=== EXERCISE MATERIALS ===

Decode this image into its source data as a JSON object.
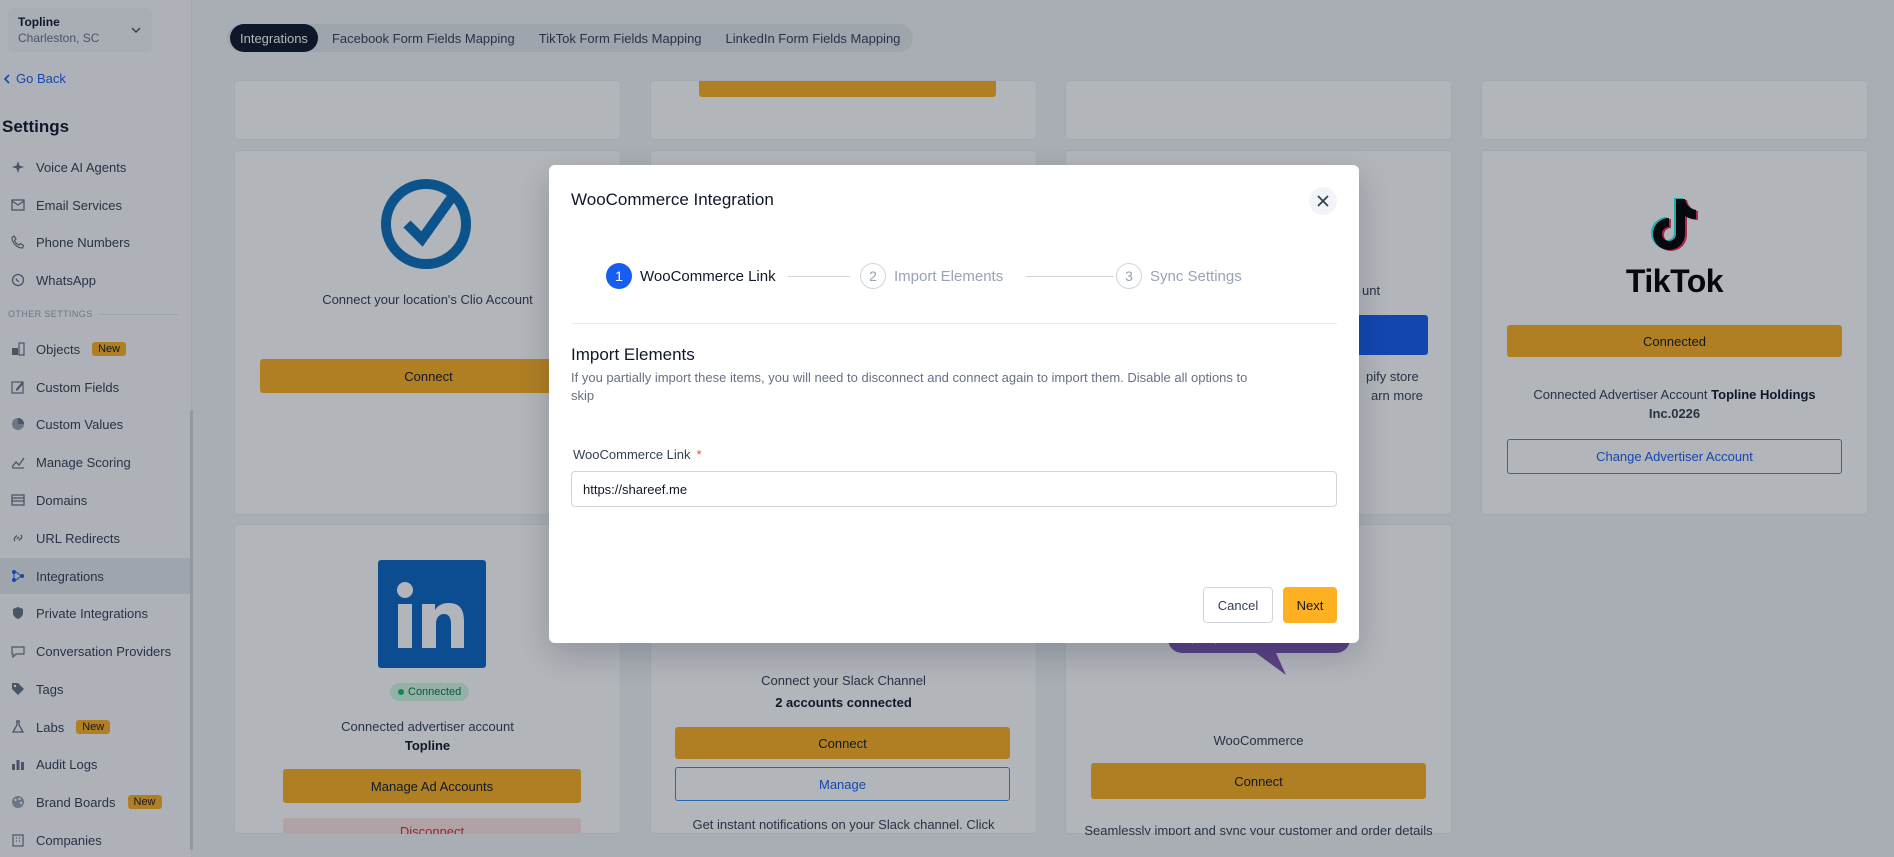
{
  "location": {
    "name": "Topline",
    "city": "Charleston, SC"
  },
  "sidebar": {
    "back_label": "Go Back",
    "title": "Settings",
    "section_label": "OTHER SETTINGS",
    "new_badge": "New",
    "items": [
      {
        "label": "Voice AI Agents",
        "icon": "sparkle-icon"
      },
      {
        "label": "Email Services",
        "icon": "envelope-icon"
      },
      {
        "label": "Phone Numbers",
        "icon": "phone-icon"
      },
      {
        "label": "WhatsApp",
        "icon": "whatsapp-icon"
      },
      {
        "label": "Objects",
        "icon": "objects-icon",
        "badge": "New"
      },
      {
        "label": "Custom Fields",
        "icon": "edit-icon"
      },
      {
        "label": "Custom Values",
        "icon": "pie-icon"
      },
      {
        "label": "Manage Scoring",
        "icon": "chart-icon"
      },
      {
        "label": "Domains",
        "icon": "domain-icon"
      },
      {
        "label": "URL Redirects",
        "icon": "link-icon"
      },
      {
        "label": "Integrations",
        "icon": "integrations-icon",
        "active": true
      },
      {
        "label": "Private Integrations",
        "icon": "shield-icon"
      },
      {
        "label": "Conversation Providers",
        "icon": "chat-icon"
      },
      {
        "label": "Tags",
        "icon": "tag-icon"
      },
      {
        "label": "Labs",
        "icon": "flask-icon",
        "badge": "New"
      },
      {
        "label": "Audit Logs",
        "icon": "bars-icon"
      },
      {
        "label": "Brand Boards",
        "icon": "palette-icon",
        "badge": "New"
      },
      {
        "label": "Companies",
        "icon": "building-icon"
      }
    ]
  },
  "tabs": [
    {
      "label": "Integrations",
      "active": true
    },
    {
      "label": "Facebook Form Fields Mapping"
    },
    {
      "label": "TikTok Form Fields Mapping"
    },
    {
      "label": "LinkedIn Form Fields Mapping"
    }
  ],
  "cards": {
    "clio": {
      "text": "Connect your location's Clio Account",
      "button": "Connect"
    },
    "shopify": {
      "text_top": "unt",
      "text_line1": "pify store",
      "text_line2": "arn more"
    },
    "tiktok": {
      "logo_text": "TikTok",
      "button": "Connected",
      "account_prefix": "Connected Advertiser Account",
      "account_name_1": "Topline Holdings",
      "account_name_2": "Inc.0226",
      "change_button": "Change Advertiser Account"
    },
    "linkedin": {
      "status": "Connected",
      "account_label": "Connected advertiser account",
      "account_name": "Topline",
      "manage_button": "Manage Ad Accounts",
      "disconnect_button": "Disconnect"
    },
    "slack": {
      "text": "Connect your Slack Channel",
      "accounts": "2 accounts connected",
      "connect_button": "Connect",
      "manage_button": "Manage",
      "footer": "Get instant notifications on your Slack channel. Click"
    },
    "woocommerce": {
      "name": "WooCommerce",
      "button": "Connect",
      "footer": "Seamlessly import and sync your customer and order details"
    }
  },
  "modal": {
    "title": "WooCommerce Integration",
    "steps": [
      {
        "num": "1",
        "label": "WooCommerce Link",
        "active": true
      },
      {
        "num": "2",
        "label": "Import Elements"
      },
      {
        "num": "3",
        "label": "Sync Settings"
      }
    ],
    "section_title": "Import Elements",
    "section_desc": "If you partially import these items, you will need to disconnect and connect again to import them. Disable all options to skip",
    "field_label": "WooCommerce Link",
    "field_required": "*",
    "field_value": "https://shareef.me",
    "cancel_label": "Cancel",
    "next_label": "Next"
  },
  "colors": {
    "accent": "#fdb022",
    "primary": "#155eef",
    "active_tab": "#101828"
  }
}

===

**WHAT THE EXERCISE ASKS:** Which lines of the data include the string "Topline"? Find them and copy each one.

**SOLUTION FOR THIS TASK:**
    "name": "Topline",
      "account_name_1": "Topline Holdings",
      "account_name": "Topline",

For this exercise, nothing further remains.